- After TASER International, Inc. In suing Phazzer Electronics for various infringements of its intellectual property, the owners of Phazzer, in clear violation of the court order, did not stop selling stun guns! Eventually, a federal court and a former Phazzer employee hold them in criminal contempt. The former employee is challenging her conviction on the grounds that… former The employee is not bound by the injunctions. Eleventh Circuit: I succeeded in avoiding this lightning bolt. She may have been held in criminal contempt for aiding and abetting someone who was still bound by the injunction, but the government did not advance that theory.
- In the bank’s news, the Fifth Circuit I will reconsider Her opinion Arguing that Mississippi’s felon disenfranchisement law violates the Eighth Amendment’s prohibition on cruel and unusual punishment.

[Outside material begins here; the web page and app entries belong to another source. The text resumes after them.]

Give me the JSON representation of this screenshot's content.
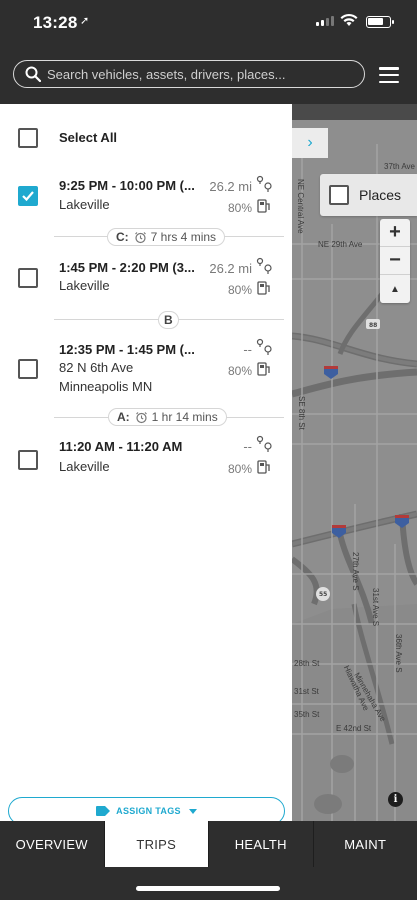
{
  "status_bar": {
    "time": "13:28",
    "location_arrow": "location-arrow-icon"
  },
  "header": {
    "search_placeholder": "Search vehicles, assets, drivers, places...",
    "menu_icon": "hamburger-menu-icon"
  },
  "panel": {
    "select_all_label": "Select All",
    "trips": [
      {
        "time_range": "9:25 PM - 10:00 PM (...",
        "place_line1": "Lakeville",
        "place_line2": "",
        "distance": "26.2 mi",
        "fuel": "80%",
        "checked": true
      },
      {
        "time_range": "1:45 PM - 2:20 PM (3...",
        "place_line1": "Lakeville",
        "place_line2": "",
        "distance": "26.2 mi",
        "fuel": "80%",
        "checked": false
      },
      {
        "time_range": "12:35 PM - 1:45 PM (...",
        "place_line1": "82 N 6th Ave",
        "place_line2": "Minneapolis MN",
        "distance": "--",
        "fuel": "80%",
        "checked": false
      },
      {
        "time_range": "11:20 AM - 11:20 AM",
        "place_line1": "Lakeville",
        "place_line2": "",
        "distance": "--",
        "fuel": "80%",
        "checked": false
      }
    ],
    "stops": [
      {
        "letter": "C:",
        "duration": "7 hrs 4 mins"
      },
      {
        "letter": "B",
        "duration": ""
      },
      {
        "letter": "A:",
        "duration": "1 hr 14 mins"
      }
    ],
    "assign_tags_label": "ASSIGN TAGS"
  },
  "map": {
    "places_label": "Places",
    "zoom_in": "+",
    "zoom_out": "−",
    "compass": "▲",
    "collapse_arrow": "›",
    "info": "i",
    "labels": [
      "37th Ave",
      "NE Central Ave",
      "NE 29th Ave",
      "SE 8th St",
      "27th Ave S",
      "31st Ave S",
      "36th Ave S",
      "Minnehaha Ave",
      "Hiawatha Ave",
      "E 42nd St",
      "28th St",
      "31st St",
      "35th St"
    ],
    "shields": [
      "88",
      "35W",
      "94",
      "94",
      "55"
    ]
  },
  "tabs": [
    {
      "label": "OVERVIEW",
      "active": false
    },
    {
      "label": "TRIPS",
      "active": true
    },
    {
      "label": "HEALTH",
      "active": false
    },
    {
      "label": "MAINT",
      "active": false
    }
  ],
  "colors": {
    "accent": "#1fa9cf",
    "dark": "#2e2e2e",
    "map": "#8f8f8f"
  }
}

- And in Amicus curiae brief News, IJ urges the Seventh Circuit to take seriously the potential issue in the context of warrantless roadside vehicle searches, including here, where an Urbana, Illinois, police officer searched a vehicle based on the alleged odor of “a little bit of marijuana.” Eventually, an illegal gun was found. Since cannabis and hemp are legal in Illinois, this closely resembles the type of public searches that led the Founders to enact the Fourth Amendment.
Friends, as you know from this newsletter, we are at IJ Filed a lawsuit against Federal Bureau of Investigation Twice already During the same March 2021 seizure: money and other valuables belonging to people not suspected of any crime were taken from hundreds of safe deposit boxes in Los Angeles. (Instead, it was the only company that owned the vaults that was suspected of wrongdoing.) Well, keep quiet, because we just filed a third, separate lawsuit stemming from an obvious third outrage: The FBI lost some of its money. The valuables she seized, including a whopping $123,000 worth of gold coins from a customer. It just rose and disappeared! While the FBI so far maintains that they did nothing wrong, we maintain that they did. click here To learn more.